Problem requirements | Where the string "time" shows up in a line of the records, copy that line.

** Opening Material for the task block **

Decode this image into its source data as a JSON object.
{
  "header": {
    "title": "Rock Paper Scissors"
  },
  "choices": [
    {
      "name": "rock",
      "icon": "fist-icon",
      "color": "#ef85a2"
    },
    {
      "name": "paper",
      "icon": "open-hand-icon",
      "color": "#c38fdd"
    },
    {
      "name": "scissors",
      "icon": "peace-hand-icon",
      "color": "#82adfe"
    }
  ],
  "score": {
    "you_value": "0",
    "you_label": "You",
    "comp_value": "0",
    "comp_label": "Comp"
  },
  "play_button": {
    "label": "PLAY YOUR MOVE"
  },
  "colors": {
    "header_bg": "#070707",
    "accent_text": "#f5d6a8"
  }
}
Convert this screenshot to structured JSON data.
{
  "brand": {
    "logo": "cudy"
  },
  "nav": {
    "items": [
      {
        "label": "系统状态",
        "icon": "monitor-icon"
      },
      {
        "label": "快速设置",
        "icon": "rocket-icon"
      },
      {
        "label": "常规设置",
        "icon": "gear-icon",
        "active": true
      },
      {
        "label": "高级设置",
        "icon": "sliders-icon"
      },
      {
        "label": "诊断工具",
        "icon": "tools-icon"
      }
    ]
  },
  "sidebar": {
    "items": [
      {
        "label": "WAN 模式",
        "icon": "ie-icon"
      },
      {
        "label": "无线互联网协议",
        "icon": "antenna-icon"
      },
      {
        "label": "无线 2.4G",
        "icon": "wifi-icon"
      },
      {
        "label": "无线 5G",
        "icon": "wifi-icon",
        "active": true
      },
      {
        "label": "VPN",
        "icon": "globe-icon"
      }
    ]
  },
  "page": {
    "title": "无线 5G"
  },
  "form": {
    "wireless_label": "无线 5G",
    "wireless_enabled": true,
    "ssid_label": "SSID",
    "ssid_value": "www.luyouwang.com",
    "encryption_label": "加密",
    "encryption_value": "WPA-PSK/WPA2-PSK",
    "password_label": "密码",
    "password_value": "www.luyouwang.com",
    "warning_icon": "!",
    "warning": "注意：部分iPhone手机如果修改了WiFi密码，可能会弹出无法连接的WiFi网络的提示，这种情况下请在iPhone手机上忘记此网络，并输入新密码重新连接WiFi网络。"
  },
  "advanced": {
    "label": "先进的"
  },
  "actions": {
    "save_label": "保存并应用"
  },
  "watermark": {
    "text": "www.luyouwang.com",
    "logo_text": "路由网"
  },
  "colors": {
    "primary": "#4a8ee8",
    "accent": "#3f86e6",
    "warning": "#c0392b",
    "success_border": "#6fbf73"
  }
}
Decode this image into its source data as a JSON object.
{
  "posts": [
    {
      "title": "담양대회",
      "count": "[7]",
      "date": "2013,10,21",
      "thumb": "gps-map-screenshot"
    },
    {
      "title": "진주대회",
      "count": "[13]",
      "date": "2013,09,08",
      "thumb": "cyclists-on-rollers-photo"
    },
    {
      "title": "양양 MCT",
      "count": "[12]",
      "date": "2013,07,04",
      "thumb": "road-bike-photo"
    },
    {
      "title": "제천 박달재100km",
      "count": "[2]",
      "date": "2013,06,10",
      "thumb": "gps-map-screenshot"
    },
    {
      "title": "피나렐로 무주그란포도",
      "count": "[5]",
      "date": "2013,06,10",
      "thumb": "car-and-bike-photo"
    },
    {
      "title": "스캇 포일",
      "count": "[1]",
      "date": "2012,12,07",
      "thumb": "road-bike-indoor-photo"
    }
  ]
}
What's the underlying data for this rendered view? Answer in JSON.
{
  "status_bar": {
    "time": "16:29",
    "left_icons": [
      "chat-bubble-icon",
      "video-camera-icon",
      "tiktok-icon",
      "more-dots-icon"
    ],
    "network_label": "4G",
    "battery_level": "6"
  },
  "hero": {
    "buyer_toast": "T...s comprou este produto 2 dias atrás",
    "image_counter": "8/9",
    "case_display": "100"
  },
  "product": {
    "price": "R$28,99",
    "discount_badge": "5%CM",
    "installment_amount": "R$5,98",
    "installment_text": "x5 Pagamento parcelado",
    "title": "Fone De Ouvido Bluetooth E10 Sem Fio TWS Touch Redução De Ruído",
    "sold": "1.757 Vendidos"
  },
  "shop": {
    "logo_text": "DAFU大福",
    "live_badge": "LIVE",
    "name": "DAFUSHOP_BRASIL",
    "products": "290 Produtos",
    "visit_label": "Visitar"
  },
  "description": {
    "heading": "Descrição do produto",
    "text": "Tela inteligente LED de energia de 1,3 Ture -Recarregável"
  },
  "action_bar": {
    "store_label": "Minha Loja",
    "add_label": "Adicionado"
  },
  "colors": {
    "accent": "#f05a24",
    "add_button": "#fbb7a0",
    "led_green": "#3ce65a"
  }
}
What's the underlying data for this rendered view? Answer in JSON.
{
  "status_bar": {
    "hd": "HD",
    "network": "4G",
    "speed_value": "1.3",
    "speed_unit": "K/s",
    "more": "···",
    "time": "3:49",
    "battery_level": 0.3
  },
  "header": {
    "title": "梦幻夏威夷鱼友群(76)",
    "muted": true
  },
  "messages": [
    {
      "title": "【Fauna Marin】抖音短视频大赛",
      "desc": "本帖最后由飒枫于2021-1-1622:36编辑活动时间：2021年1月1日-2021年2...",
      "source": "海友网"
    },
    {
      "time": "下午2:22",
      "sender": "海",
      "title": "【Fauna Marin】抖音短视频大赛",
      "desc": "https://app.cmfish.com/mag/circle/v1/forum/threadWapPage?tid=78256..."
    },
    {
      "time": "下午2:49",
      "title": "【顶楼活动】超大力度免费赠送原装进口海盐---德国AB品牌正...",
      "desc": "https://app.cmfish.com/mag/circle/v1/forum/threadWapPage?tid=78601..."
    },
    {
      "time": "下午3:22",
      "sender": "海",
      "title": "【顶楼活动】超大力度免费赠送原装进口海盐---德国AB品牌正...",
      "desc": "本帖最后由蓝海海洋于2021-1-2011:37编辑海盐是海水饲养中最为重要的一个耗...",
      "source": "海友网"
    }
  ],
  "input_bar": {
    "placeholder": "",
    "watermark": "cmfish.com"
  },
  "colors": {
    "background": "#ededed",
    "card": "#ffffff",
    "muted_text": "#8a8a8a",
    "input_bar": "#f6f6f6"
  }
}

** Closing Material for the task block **

Result of this exercise |
    "time": "16:29",
    "time": "3:49",
      "time": "下午2:22",
      "time": "下午2:49",
      "time": "下午3:22",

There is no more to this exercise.